**RECORDS TO PROCESS**
● ● ● ●
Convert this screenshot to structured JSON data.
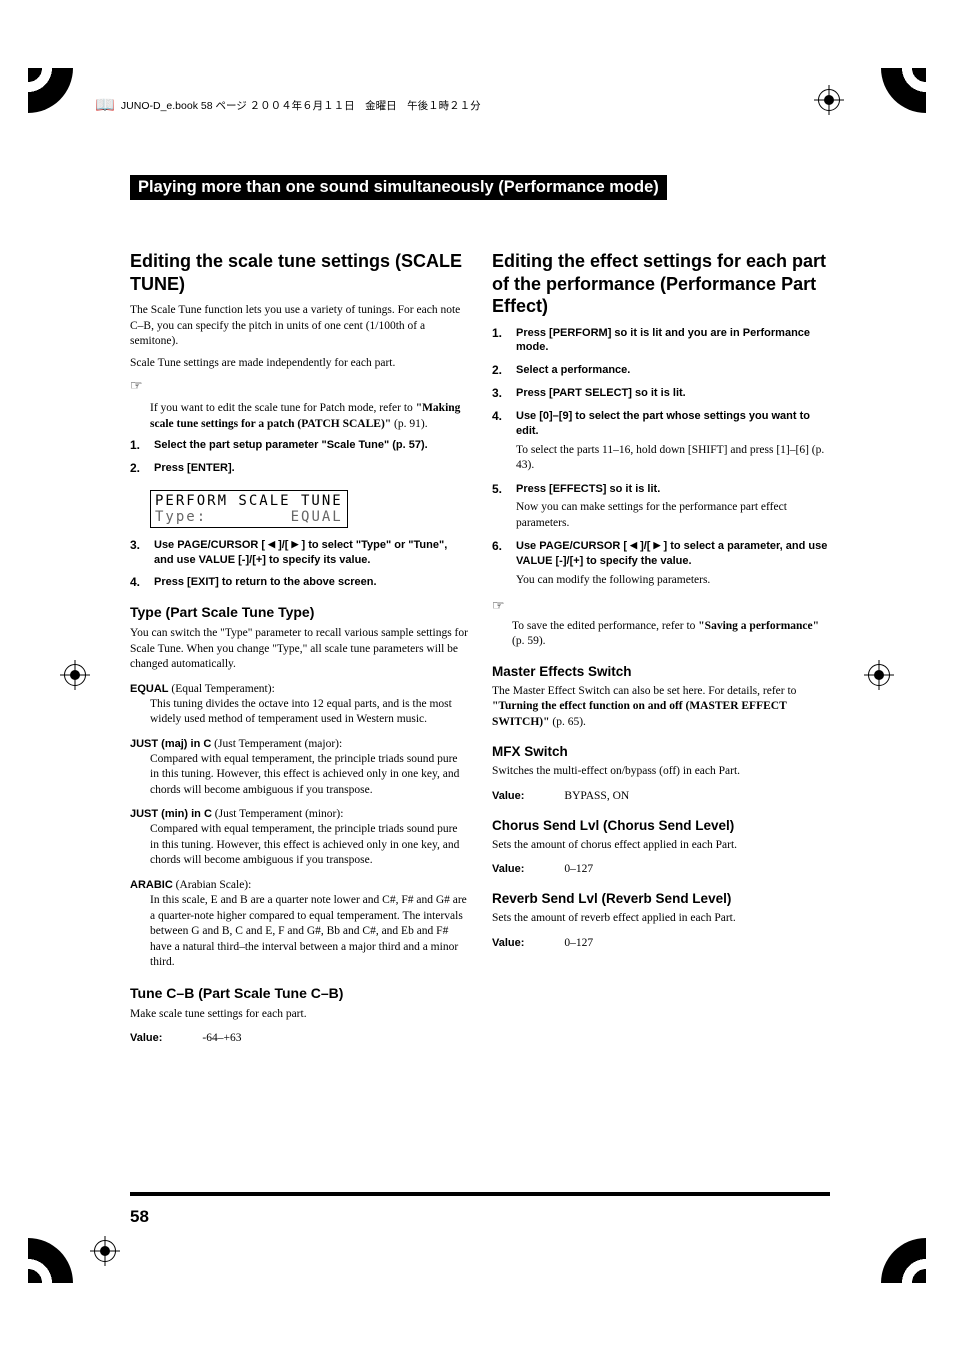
{
  "header": {
    "filename": "JUNO-D_e.book 58 ページ ２００４年６月１１日　金曜日　午後１時２１分"
  },
  "section_title": "Playing more than one sound simultaneously (Performance mode)",
  "left": {
    "h2": "Editing the scale tune settings (SCALE TUNE)",
    "intro1": "The Scale Tune function lets you use a variety of tunings. For each note C–B, you can specify the pitch in units of one cent (1/100th of a semitone).",
    "intro2": "Scale Tune settings are made independently for each part.",
    "note1a": "If you want to edit the scale tune for Patch mode, refer to ",
    "note1b": "\"Making scale tune settings for a patch (PATCH SCALE)\"",
    "note1c": " (p. 91).",
    "steps": [
      {
        "num": "1.",
        "text": "Select the part setup parameter \"Scale Tune\" (p. 57)."
      },
      {
        "num": "2.",
        "text": "Press [ENTER]."
      }
    ],
    "lcd": {
      "row1": "PERFORM SCALE TUNE",
      "row2_left": "Type:",
      "row2_right": "EQUAL"
    },
    "step3_pre": "Use PAGE/CURSOR [ ",
    "step3_mid": " ]/[ ",
    "step3_post": " ] to select \"Type\" or \"Tune\", and use VALUE [-]/[+] to specify its value.",
    "step3_num": "3.",
    "step4_num": "4.",
    "step4": "Press [EXIT] to return to the above screen.",
    "type_h3": "Type (Part Scale Tune Type)",
    "type_intro": "You can switch the \"Type\" parameter to recall various sample settings for Scale Tune. When you change \"Type,\" all scale tune parameters will be changed automatically.",
    "defs": [
      {
        "name": "EQUAL",
        "rest": " (Equal Temperament):",
        "desc": "This tuning divides the octave into 12 equal parts, and is the most widely used method of temperament used in Western music."
      },
      {
        "name": "JUST (maj) in C",
        "rest": " (Just Temperament (major):",
        "desc": "Compared with equal temperament, the principle triads sound pure in this tuning. However, this effect is achieved only in one key, and chords will become ambiguous if you transpose."
      },
      {
        "name": "JUST (min) in C",
        "rest": " (Just Temperament (minor):",
        "desc": "Compared with equal temperament, the principle triads sound pure in this tuning. However, this effect is achieved only in one key, and chords will become ambiguous if you transpose."
      },
      {
        "name": "ARABIC",
        "rest": " (Arabian Scale):",
        "desc": "In this scale, E and B are a quarter note lower and C#, F# and G# are a quarter-note higher compared to equal temperament. The intervals between G and B, C and E, F and G#, Bb and C#, and Eb and F# have a natural third–the interval between a major third and a minor third."
      }
    ],
    "tune_h3": "Tune C–B (Part Scale Tune C–B)",
    "tune_desc": "Make scale tune settings for each part.",
    "tune_value_label": "Value:",
    "tune_value": "-64–+63"
  },
  "right": {
    "h2": "Editing the effect settings for each part of the performance (Performance Part Effect)",
    "steps": [
      {
        "num": "1.",
        "text": "Press [PERFORM] so it is lit and you are in Performance mode."
      },
      {
        "num": "2.",
        "text": "Select a performance."
      },
      {
        "num": "3.",
        "text": "Press [PART SELECT] so it is lit."
      },
      {
        "num": "4.",
        "text": "Use [0]–[9] to select the part whose settings you want to edit.",
        "note": "To select the parts 11–16, hold down [SHIFT] and press [1]–[6] (p. 43)."
      },
      {
        "num": "5.",
        "text": "Press [EFFECTS] so it is lit.",
        "note": "Now you can make settings for the performance part effect parameters."
      }
    ],
    "step6_num": "6.",
    "step6_pre": "Use PAGE/CURSOR [ ",
    "step6_mid": " ]/[ ",
    "step6_post": " ] to select a parameter, and use VALUE [-]/[+] to specify the value.",
    "step6_note": "You can modify the following parameters.",
    "save_a": "To save the edited performance, refer to ",
    "save_b": "\"Saving a performance\"",
    "save_c": " (p. 59).",
    "mes_h3": "Master Effects Switch",
    "mes_desc_a": "The Master Effect Switch can also be set here. For details, refer to ",
    "mes_desc_b": "\"Turning the effect function on and off (MASTER EFFECT SWITCH)\"",
    "mes_desc_c": " (p. 65).",
    "mfx_h3": "MFX Switch",
    "mfx_desc": "Switches the multi-effect on/bypass (off) in each Part.",
    "mfx_value_label": "Value:",
    "mfx_value": "BYPASS, ON",
    "chorus_h3": "Chorus Send Lvl (Chorus Send Level)",
    "chorus_desc": "Sets the amount of chorus effect applied in each Part.",
    "chorus_value_label": "Value:",
    "chorus_value": "0–127",
    "reverb_h3": "Reverb Send Lvl (Reverb Send Level)",
    "reverb_desc": "Sets the amount of reverb effect applied in each Part.",
    "reverb_value_label": "Value:",
    "reverb_value": "0–127"
  },
  "page_number": "58"
}
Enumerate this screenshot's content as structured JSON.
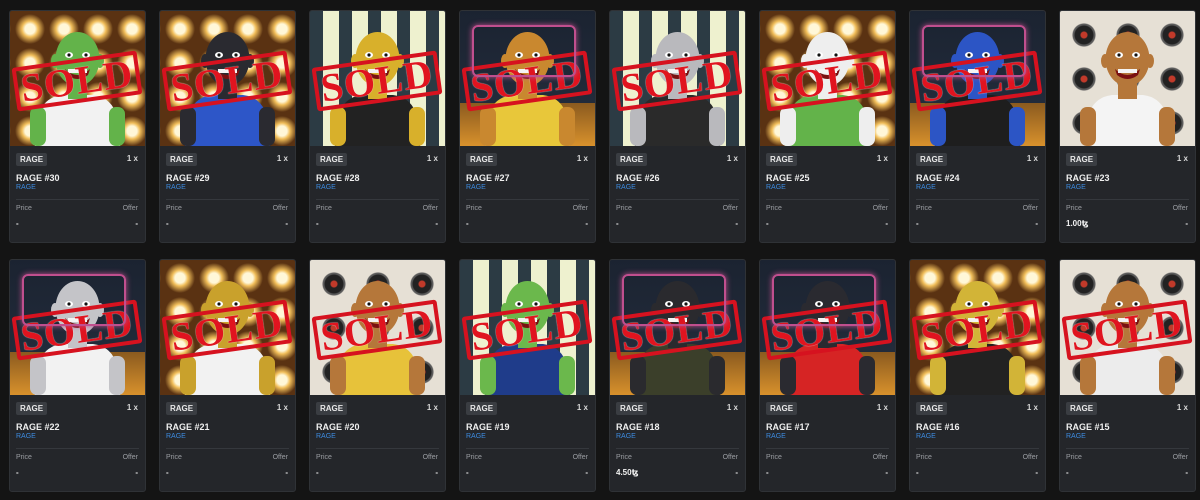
{
  "sold_label": "SOLD",
  "labels": {
    "price": "Price",
    "offer": "Offer"
  },
  "cards": [
    {
      "tag": "RAGE",
      "qty": "1 x",
      "title": "RAGE #30",
      "collection": "RAGE",
      "price": "-",
      "offer": "-",
      "bg": "lights",
      "skin": "#63b34a",
      "shirt": "#f2f2f2",
      "sold": true
    },
    {
      "tag": "RAGE",
      "qty": "1 x",
      "title": "RAGE #29",
      "collection": "RAGE",
      "price": "-",
      "offer": "-",
      "bg": "lights",
      "skin": "#2a2a30",
      "shirt": "#2d56c8",
      "sold": true
    },
    {
      "tag": "RAGE",
      "qty": "1 x",
      "title": "RAGE #28",
      "collection": "RAGE",
      "price": "-",
      "offer": "-",
      "bg": "stripes",
      "skin": "#d8b02b",
      "shirt": "#222222",
      "sold": true
    },
    {
      "tag": "RAGE",
      "qty": "1 x",
      "title": "RAGE #27",
      "collection": "RAGE",
      "price": "-",
      "offer": "-",
      "bg": "neon",
      "skin": "#c9882f",
      "shirt": "#e8c73a",
      "sold": true
    },
    {
      "tag": "RAGE",
      "qty": "1 x",
      "title": "RAGE #26",
      "collection": "RAGE",
      "price": "-",
      "offer": "-",
      "bg": "stripes",
      "skin": "#b9b9bd",
      "shirt": "#2a2a2a",
      "sold": true
    },
    {
      "tag": "RAGE",
      "qty": "1 x",
      "title": "RAGE #25",
      "collection": "RAGE",
      "price": "-",
      "offer": "-",
      "bg": "lights",
      "skin": "#eeeeee",
      "shirt": "#63b34a",
      "sold": true
    },
    {
      "tag": "RAGE",
      "qty": "1 x",
      "title": "RAGE #24",
      "collection": "RAGE",
      "price": "-",
      "offer": "-",
      "bg": "neon",
      "skin": "#2c55c5",
      "shirt": "#1e1e1e",
      "sold": true
    },
    {
      "tag": "RAGE",
      "qty": "1 x",
      "title": "RAGE #23",
      "collection": "RAGE",
      "price": "1.00ꜩ",
      "offer": "-",
      "bg": "speaker",
      "skin": "#b5773a",
      "shirt": "#f4f4f4",
      "sold": false
    },
    {
      "tag": "RAGE",
      "qty": "1 x",
      "title": "RAGE #22",
      "collection": "RAGE",
      "price": "-",
      "offer": "-",
      "bg": "neon",
      "skin": "#c4c4c8",
      "shirt": "#f2f2f2",
      "sold": true
    },
    {
      "tag": "RAGE",
      "qty": "1 x",
      "title": "RAGE #21",
      "collection": "RAGE",
      "price": "-",
      "offer": "-",
      "bg": "lights",
      "skin": "#c9a12c",
      "shirt": "#f2f2f2",
      "sold": true
    },
    {
      "tag": "RAGE",
      "qty": "1 x",
      "title": "RAGE #20",
      "collection": "RAGE",
      "price": "-",
      "offer": "-",
      "bg": "speaker",
      "skin": "#b5773a",
      "shirt": "#e7c23a",
      "sold": true
    },
    {
      "tag": "RAGE",
      "qty": "1 x",
      "title": "RAGE #19",
      "collection": "RAGE",
      "price": "-",
      "offer": "-",
      "bg": "stripes",
      "skin": "#6bb84c",
      "shirt": "#1f3c8a",
      "sold": true
    },
    {
      "tag": "RAGE",
      "qty": "1 x",
      "title": "RAGE #18",
      "collection": "RAGE",
      "price": "4.50ꜩ",
      "offer": "-",
      "bg": "neon",
      "skin": "#2a2a2e",
      "shirt": "#3b3f2a",
      "sold": true
    },
    {
      "tag": "RAGE",
      "qty": "1 x",
      "title": "RAGE #17",
      "collection": "RAGE",
      "price": "-",
      "offer": "-",
      "bg": "neon",
      "skin": "#2a2a30",
      "shirt": "#d62424",
      "sold": true
    },
    {
      "tag": "RAGE",
      "qty": "1 x",
      "title": "RAGE #16",
      "collection": "RAGE",
      "price": "-",
      "offer": "-",
      "bg": "lights",
      "skin": "#d2b437",
      "shirt": "#222222",
      "sold": true
    },
    {
      "tag": "RAGE",
      "qty": "1 x",
      "title": "RAGE #15",
      "collection": "RAGE",
      "price": "-",
      "offer": "-",
      "bg": "speaker",
      "skin": "#b5773a",
      "shirt": "#ececec",
      "sold": true
    }
  ]
}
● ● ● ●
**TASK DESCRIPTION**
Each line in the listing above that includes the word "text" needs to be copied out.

**WRITTEN ANSWER**
        "text": "Select the part setup parameter \"Scale Tune\" (p. 57)."
        "text": "Press [ENTER]."
        "text": "Press [PERFORM] so it is lit and you are in Performance mode."
        "text": "Select a performance."
        "text": "Press [PART SELECT] so it is lit."
        "text": "Use [0]–[9] to select the part whose settings you want to edit.",
        "text": "Press [EFFECTS] so it is lit.",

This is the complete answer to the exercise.